My wife and I just learned that one of Portland's true characters, "Tin" Welch, left us on September 11, 2004, at the age of 75. "Tin" was short for his middle name, Quentin; his "real" first name was John, but we never called him that, except on the rent checks.
We had the great pleasure of knowing Tin in the early '90s, when we leased a house from him and his wonderful wife, Carol, in close-in SW Portland. They lived next door. You couldn't ask for better landlords, and we became fast friends.
The houses were both heavenly slices of Old Portland, down in the old Jewish part of Lair Hill, below where the infernal OHSU aerial tram is going to be built. The Welches had a great reverence for history, and an eclectic taste in art and furnishings, the likes of which I'd never seen before and haven't seen since.
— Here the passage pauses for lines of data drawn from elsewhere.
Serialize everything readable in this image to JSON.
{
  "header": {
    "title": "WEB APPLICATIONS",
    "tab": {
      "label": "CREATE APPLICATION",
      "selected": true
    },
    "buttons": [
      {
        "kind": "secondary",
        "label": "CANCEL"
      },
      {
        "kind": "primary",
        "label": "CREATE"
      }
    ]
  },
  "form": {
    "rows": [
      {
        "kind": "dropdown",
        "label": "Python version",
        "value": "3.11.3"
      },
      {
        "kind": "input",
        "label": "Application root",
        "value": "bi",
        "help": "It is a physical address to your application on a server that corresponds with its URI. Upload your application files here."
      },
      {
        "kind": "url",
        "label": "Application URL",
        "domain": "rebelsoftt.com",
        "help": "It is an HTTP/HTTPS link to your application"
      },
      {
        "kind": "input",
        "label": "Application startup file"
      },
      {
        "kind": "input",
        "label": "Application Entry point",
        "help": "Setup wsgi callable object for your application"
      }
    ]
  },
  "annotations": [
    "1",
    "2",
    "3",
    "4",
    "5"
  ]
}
The neat old features of the homes were lovingly preserved -- there was still a mazuzzah on our threshold -- and enhanced by the many fine antiques and perfectly oddball decorations that Tin lined them with. You might not think that half-buried bowling balls would make a good garden border, and in most yards you'd probably be right, but at the Welches', they were positively works of art.
My now-wife and I were just starting out living together. We had little furniture, no curtains, and no rugs. But in the first of what was to become a long string of kidnesses, the Welches graciously loaned us surplus items from their huge collection of antiques and stained-glass windows. It really went a long way toward making that little house a home. Eventually we bought a couple of the items that we liked the best, and they're still prominently displayed in our current home, a couple of addresses removed from our renter days.
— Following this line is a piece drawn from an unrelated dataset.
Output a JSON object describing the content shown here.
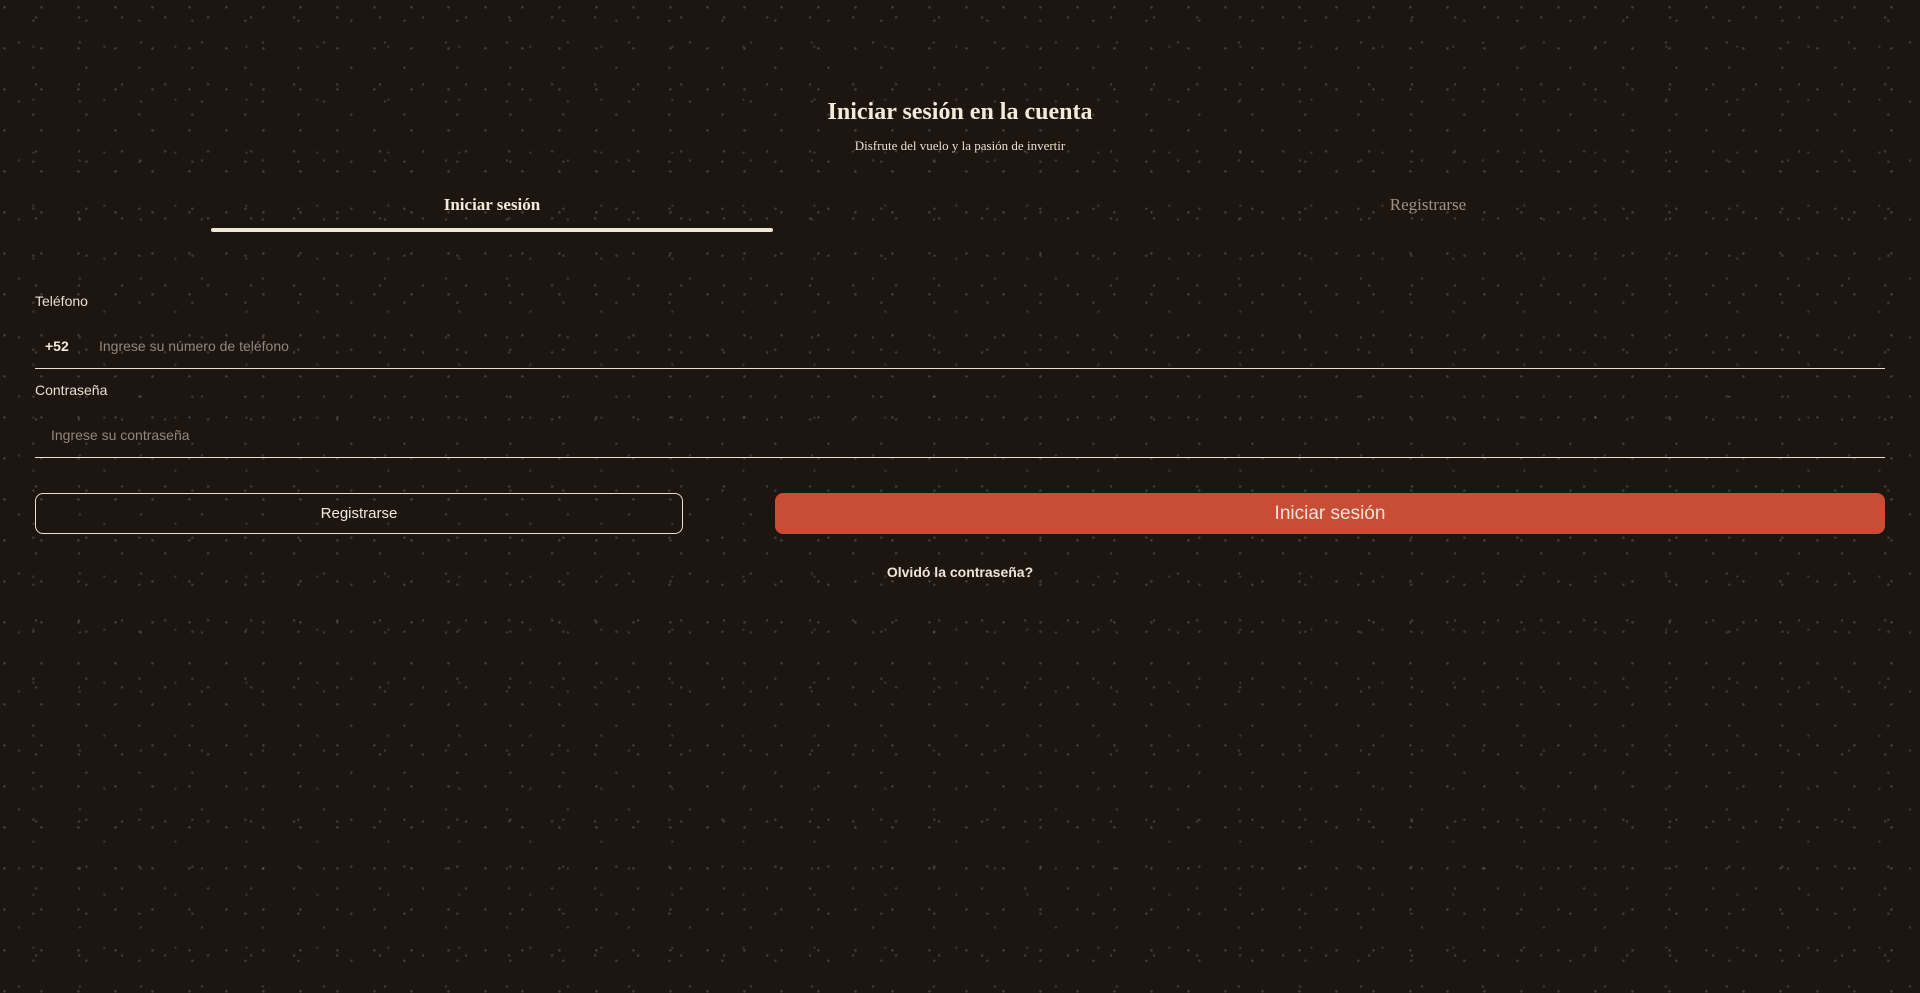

At the time we were next door to them, the Welches were heavily into buying and selling antiques, both as an agent for estates and on their own account. They owned a funky store up in North Portland -- open only on Saturdays, as I recall -- where they would re-sell tons of stuff that they had picked up from various sources during the week. It was a popular spot, and when it closed, many of the regular customers mourned.
Tin taught us the fine art of garage sale-ing. Stick to the estate sales, he'd say. Most of the rest is junk, and you'll be wasting your time. Moving sales? Forget it -- if the stuff were any good, they'd take it with them. And beware the "huge" garage and yard sales -- that word was a sure sign that junk was all you'd find. As we tool around to weekend sales these many years later, Tin's sage advice still rings in our ears.
We even bought a car from the Welches. They were selling off the estate of a friend of theirs, who had died unexpectedly, and included in it was a like-new Ford Taurus that was guaranteed to go to the highest bidder. We put in a bid, and a few days later, we had a new grown-up car, which we got at a relative steal.
It wasn't until many months into our friendship with Tin that he mentioned casually that he had been an actor in a prior stage of his life. He was very nonchalant about it, but as we demanded more information, we found out that Tin had been a stage actor in Portland for many years. Toward the end of the conversation, he remarked that he had even been in a Hollywood movie once. Just a small part.
Maybe we had heard of the movie? "One Flew Over the Cuckoo's Nest."